I was honestly surprised by Garcia’s comments, as I found them very provincial and going back, if added to the ‘help’ I can catalogue them in the folder marked ‘bar talk.’ I don’t think Serie A needed Garcia to bring new motivation to teams facing Juventus. Don’t forget that for many years any Italian side that faces Juve plays the game of a lifetime.
I also find it a huge lack of respect for the Coaches, players and clubs, but also the fans, as I don’t think supporters would think their team comes to the Juventus Stadium and doesn’t try hard. I thought it completely unnecessary."
Antonio Conte responds to Rudi Garcia's rather innocuous, boilerplate plead for Sassuolo to step their game up on Monday by making a mountain out of a molehill. Garcia's comments were rather blase and, quite frankly, something we hear from managers in nearly every sport. It's the nature of the beast; Rudi Garcia has no input over tomorrow's match. So, all he, or anyone in his situation can do, is hope for help; to hope that Sassuolo is as motivated as Roma is hopeful for Juventus' downfall.

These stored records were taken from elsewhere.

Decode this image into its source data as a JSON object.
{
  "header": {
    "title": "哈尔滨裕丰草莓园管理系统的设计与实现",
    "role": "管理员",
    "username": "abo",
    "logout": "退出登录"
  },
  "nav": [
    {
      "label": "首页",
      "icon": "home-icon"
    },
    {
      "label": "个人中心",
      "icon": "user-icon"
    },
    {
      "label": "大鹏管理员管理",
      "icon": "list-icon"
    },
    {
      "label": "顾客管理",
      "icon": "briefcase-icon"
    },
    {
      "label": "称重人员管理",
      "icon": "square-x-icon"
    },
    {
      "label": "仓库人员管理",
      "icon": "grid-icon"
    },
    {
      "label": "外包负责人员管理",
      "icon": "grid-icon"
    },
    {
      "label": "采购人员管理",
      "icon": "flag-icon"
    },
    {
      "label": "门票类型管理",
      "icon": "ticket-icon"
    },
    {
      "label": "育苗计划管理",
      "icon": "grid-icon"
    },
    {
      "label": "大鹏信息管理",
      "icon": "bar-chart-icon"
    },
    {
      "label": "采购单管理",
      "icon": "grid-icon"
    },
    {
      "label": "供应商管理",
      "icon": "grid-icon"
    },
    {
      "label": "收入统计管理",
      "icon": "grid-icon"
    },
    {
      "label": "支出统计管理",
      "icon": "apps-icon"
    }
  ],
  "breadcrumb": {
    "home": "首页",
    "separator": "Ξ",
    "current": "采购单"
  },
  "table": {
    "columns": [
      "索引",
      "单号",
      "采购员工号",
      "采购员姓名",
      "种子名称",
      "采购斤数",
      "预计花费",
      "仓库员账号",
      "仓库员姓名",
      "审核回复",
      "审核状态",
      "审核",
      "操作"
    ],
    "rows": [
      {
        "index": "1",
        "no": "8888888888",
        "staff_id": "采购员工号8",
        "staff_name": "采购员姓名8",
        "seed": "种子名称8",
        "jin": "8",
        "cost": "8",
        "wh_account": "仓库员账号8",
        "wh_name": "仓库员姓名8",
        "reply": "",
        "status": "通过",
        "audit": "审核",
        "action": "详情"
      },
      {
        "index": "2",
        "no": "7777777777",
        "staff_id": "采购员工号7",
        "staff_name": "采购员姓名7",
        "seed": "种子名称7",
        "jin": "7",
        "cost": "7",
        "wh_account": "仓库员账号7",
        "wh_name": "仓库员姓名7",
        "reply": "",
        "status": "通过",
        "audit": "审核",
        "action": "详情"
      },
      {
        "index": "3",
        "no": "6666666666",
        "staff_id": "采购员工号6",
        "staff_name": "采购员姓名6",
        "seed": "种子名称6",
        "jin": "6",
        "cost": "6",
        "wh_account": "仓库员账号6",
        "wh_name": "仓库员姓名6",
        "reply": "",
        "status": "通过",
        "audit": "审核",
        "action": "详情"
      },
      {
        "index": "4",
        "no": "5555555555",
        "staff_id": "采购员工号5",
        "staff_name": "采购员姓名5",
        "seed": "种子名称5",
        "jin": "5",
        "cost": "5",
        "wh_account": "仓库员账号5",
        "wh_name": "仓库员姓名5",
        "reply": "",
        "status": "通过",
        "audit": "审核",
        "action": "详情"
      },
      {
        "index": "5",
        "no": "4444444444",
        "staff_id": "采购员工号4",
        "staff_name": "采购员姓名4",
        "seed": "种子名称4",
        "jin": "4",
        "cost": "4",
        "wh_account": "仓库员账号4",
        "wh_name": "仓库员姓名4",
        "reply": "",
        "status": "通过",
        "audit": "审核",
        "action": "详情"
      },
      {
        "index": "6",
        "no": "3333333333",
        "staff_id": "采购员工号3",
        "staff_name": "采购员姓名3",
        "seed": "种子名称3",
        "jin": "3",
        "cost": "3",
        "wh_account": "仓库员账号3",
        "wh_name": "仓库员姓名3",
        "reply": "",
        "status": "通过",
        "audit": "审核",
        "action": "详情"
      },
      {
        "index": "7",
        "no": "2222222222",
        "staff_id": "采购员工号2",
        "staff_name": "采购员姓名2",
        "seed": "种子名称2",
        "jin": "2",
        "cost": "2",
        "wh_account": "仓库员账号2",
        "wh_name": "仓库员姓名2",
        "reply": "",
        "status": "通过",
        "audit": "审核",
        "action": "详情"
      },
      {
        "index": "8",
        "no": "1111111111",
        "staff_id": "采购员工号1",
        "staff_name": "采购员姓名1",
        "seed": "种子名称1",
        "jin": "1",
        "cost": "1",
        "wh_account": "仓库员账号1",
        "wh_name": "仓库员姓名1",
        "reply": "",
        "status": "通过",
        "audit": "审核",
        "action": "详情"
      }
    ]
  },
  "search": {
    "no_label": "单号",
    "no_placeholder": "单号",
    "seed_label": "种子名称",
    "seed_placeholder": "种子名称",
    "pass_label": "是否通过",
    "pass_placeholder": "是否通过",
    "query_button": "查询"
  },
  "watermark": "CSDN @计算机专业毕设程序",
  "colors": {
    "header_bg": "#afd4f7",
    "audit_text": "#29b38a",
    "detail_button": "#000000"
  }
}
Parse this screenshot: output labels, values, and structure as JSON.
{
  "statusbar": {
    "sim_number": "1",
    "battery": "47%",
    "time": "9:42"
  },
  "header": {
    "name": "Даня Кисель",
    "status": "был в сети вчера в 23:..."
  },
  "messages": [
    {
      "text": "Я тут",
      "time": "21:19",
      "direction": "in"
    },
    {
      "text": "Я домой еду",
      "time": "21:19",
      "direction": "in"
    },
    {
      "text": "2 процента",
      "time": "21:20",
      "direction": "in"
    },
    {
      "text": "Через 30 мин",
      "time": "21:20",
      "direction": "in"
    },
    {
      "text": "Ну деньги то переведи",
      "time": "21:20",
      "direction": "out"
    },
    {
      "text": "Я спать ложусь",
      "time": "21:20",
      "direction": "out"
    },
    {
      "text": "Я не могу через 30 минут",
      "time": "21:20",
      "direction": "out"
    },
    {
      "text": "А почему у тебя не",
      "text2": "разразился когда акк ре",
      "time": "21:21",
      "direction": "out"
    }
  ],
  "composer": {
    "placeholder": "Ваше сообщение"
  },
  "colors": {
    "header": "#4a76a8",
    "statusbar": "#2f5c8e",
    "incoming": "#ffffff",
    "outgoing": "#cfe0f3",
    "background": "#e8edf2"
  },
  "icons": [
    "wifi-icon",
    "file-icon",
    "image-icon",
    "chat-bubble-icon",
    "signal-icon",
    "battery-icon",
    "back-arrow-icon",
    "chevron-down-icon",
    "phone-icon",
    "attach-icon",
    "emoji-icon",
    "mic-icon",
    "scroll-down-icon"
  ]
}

Honestly, I wouldn't fault Conte for his reaction had this occurred anywhere but Italy, which doesn't exactly have a spotless record in terms of sporting fraud.
Unfortunately, even if they don’t win on Monday it will be very difficult to catch them. We will continue like this to the end and enjoy ourselves. After all, the tournament is almost finished and there were 50,000 people in the stadium. We’ve got to respect these fans and give them the joy they’ve been lacking in recent years. We have become a team and you can see that. We prepare the games with great effort, have fun and are happy around each other. None of that is a coincidence. This side has become very strong and we know we can beat anyone. We’re aware of our talents and our enthusiasm continues, so we’re all starved for victory next season too.
We'll end this one with Daniele De Rossi's sentiments, which, win, lose or draw, put a nice bow on the season. Scudetto or not, what Rudi Garcia has managed to do, simultaneously erasing the frustrations of successive failed experiments while providing hope not seen in Roma for nearly a decade, is nothing short of astounding.
Roma does have every reason to hope and expect better things next season. And. who knows, this time next year maybe Conte will be the one pleading for help.